EXERCISE PROMPT:
If a line below contains the string "Mikka", copy it out.

Entries from a dataset of interfaces:
::::::::

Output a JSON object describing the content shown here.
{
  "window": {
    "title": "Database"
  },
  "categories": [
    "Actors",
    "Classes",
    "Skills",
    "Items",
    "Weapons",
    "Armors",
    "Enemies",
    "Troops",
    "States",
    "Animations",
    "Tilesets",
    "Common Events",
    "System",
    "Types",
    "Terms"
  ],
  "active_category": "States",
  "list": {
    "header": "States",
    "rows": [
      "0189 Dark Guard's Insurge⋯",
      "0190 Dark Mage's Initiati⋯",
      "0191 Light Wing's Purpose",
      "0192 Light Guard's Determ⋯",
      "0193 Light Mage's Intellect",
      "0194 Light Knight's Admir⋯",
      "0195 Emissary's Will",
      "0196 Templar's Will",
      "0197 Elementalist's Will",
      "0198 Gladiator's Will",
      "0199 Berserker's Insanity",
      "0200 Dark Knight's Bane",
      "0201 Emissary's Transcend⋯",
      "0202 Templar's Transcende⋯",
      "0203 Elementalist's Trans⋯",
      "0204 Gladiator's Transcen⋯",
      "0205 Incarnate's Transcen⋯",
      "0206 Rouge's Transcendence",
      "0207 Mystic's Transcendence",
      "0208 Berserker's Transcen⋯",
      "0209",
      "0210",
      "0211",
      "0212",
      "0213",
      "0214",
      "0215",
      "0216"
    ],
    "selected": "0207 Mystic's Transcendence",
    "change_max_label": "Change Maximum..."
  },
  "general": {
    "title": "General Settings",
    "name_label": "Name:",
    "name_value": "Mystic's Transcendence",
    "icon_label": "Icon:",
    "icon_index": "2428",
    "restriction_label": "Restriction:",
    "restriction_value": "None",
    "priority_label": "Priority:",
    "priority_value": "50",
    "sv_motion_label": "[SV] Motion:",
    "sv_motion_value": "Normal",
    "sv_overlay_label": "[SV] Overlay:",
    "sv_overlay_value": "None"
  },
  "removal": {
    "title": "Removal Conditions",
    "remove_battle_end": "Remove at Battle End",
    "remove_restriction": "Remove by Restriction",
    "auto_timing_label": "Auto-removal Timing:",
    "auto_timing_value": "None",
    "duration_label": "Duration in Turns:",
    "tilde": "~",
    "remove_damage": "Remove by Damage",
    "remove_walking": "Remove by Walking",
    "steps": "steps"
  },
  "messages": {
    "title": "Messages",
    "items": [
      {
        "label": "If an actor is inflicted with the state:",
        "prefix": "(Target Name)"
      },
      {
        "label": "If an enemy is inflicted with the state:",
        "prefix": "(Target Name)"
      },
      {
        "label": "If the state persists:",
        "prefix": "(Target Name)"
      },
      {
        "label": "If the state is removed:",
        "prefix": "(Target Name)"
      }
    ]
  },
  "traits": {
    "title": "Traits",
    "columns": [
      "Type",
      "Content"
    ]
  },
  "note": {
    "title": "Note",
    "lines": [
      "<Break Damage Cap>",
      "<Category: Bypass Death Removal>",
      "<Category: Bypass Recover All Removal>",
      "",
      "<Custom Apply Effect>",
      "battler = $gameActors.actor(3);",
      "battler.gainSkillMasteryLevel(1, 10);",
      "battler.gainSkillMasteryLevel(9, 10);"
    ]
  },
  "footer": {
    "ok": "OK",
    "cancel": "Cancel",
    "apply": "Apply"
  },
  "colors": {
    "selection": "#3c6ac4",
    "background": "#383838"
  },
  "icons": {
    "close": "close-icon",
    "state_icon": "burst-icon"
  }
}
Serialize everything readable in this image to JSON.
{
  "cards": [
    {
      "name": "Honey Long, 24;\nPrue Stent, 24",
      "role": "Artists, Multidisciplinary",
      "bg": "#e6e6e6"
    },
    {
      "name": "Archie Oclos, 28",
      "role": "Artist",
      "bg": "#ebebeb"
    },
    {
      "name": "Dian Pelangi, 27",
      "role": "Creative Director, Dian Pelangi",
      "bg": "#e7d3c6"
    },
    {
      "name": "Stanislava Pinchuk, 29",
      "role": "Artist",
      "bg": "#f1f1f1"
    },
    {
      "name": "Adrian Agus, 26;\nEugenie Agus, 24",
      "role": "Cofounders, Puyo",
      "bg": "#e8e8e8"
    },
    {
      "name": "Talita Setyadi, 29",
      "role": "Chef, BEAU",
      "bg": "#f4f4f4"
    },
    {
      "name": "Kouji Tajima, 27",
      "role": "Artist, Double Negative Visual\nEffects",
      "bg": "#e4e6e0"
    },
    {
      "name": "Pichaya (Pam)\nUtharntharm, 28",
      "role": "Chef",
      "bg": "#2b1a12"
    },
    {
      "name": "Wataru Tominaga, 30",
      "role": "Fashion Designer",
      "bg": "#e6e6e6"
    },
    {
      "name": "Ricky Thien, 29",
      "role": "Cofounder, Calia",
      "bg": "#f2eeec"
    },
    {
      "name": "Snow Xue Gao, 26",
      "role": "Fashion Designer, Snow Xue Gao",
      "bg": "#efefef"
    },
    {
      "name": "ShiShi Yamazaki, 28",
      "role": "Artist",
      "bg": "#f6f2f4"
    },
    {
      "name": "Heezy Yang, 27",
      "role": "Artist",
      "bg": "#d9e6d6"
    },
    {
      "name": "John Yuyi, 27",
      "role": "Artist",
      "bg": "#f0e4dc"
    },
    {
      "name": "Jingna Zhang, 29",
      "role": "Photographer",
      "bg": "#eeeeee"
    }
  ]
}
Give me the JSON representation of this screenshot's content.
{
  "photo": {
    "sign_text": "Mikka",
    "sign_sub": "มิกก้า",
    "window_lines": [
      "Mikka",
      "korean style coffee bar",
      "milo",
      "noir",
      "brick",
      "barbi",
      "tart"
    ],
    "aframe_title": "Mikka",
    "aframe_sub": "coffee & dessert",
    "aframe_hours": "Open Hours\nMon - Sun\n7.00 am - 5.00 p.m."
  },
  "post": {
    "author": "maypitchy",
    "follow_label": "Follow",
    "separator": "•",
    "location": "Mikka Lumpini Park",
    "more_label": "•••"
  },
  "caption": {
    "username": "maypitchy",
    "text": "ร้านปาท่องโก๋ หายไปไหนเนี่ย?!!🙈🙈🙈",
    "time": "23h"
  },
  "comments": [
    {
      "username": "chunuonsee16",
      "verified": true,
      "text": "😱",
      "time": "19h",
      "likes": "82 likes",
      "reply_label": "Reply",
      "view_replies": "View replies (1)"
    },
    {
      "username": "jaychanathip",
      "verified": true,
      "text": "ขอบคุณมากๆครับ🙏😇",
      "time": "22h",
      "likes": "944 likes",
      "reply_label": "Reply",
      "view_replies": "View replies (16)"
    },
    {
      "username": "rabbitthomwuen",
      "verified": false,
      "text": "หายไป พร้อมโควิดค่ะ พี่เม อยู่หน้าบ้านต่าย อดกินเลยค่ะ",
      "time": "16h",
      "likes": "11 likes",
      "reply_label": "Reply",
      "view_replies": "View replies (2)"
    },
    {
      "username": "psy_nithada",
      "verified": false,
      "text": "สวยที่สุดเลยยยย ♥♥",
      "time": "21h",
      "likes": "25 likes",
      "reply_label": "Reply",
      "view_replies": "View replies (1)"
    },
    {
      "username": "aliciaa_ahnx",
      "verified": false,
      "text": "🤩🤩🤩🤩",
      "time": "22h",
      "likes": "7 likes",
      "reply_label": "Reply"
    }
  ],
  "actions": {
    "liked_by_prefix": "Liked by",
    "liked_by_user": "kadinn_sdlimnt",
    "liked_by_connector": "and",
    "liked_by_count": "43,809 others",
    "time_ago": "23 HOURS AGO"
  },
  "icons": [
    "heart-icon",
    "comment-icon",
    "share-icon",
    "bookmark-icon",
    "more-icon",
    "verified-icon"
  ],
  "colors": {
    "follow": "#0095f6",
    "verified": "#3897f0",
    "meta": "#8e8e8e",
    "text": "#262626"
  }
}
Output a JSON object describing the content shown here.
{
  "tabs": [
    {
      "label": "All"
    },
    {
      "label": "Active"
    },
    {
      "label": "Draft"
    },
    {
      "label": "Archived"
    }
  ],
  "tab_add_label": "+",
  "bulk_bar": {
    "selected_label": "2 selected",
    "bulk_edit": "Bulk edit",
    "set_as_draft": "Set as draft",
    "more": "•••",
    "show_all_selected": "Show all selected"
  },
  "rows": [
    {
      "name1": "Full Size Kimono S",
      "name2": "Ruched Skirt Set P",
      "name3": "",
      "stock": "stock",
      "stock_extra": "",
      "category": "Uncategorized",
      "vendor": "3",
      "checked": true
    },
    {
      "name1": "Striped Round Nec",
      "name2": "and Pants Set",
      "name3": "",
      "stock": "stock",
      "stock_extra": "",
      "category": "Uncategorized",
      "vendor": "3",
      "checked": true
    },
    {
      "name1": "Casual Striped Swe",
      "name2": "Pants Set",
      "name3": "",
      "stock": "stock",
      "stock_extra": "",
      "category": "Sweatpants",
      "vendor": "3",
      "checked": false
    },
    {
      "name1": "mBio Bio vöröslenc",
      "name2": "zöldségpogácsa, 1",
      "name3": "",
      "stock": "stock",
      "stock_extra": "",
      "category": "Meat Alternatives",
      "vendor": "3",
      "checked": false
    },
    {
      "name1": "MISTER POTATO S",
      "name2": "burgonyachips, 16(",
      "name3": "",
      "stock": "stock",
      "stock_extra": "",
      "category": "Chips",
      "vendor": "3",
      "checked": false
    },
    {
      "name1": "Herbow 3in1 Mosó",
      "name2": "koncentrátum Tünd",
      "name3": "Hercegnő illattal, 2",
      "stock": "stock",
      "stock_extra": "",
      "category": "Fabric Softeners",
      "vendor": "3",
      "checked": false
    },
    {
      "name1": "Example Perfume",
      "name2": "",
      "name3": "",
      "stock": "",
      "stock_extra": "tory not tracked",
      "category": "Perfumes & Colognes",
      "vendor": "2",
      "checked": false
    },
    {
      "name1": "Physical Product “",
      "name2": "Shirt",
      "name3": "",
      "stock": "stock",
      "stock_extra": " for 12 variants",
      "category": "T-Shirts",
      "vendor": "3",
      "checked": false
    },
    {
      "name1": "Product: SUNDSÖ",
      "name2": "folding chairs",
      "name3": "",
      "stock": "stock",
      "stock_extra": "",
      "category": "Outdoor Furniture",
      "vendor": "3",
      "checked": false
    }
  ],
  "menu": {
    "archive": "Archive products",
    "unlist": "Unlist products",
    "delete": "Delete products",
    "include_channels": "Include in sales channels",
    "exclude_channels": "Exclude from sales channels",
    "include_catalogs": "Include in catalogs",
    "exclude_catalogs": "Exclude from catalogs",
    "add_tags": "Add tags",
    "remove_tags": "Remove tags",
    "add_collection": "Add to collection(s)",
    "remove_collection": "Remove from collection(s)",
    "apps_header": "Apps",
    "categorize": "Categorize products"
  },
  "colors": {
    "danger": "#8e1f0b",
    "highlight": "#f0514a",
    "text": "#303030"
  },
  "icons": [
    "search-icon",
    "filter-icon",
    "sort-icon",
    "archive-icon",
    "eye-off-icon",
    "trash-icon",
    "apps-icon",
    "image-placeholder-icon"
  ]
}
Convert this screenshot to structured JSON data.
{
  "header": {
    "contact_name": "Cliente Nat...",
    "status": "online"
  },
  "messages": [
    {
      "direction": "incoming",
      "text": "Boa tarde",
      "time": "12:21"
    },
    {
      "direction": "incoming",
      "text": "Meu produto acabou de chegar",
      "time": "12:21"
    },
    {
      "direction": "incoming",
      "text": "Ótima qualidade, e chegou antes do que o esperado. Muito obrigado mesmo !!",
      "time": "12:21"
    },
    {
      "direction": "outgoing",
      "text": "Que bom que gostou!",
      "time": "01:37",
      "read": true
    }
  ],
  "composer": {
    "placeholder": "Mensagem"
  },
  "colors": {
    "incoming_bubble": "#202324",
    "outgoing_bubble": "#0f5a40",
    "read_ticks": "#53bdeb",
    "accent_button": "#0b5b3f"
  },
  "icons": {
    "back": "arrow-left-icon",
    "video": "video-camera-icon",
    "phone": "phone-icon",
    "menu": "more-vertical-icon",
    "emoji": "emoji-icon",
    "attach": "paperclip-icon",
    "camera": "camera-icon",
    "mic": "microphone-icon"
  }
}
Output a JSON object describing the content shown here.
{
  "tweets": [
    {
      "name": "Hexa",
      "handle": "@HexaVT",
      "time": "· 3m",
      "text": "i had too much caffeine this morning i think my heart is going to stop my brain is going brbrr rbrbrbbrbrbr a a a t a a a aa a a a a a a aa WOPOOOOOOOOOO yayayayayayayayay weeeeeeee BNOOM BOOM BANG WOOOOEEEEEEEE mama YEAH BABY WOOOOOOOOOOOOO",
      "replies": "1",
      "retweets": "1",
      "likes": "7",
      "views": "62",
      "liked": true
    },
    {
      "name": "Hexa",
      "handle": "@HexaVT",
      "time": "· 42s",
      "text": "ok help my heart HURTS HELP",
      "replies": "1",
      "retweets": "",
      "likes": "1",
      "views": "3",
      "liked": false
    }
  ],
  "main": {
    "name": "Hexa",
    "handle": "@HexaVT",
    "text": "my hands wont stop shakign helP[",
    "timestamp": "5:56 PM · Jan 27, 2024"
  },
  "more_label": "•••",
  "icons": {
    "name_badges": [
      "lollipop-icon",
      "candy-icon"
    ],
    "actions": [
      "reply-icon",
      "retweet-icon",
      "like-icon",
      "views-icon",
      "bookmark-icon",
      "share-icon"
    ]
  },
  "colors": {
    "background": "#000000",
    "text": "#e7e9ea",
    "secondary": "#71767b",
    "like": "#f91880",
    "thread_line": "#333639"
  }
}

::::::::

RESULT FOR THIS TASK:
    "sign_text": "Mikka",
      "Mikka",
    "aframe_title": "Mikka",
    "location": "Mikka Lumpini Park",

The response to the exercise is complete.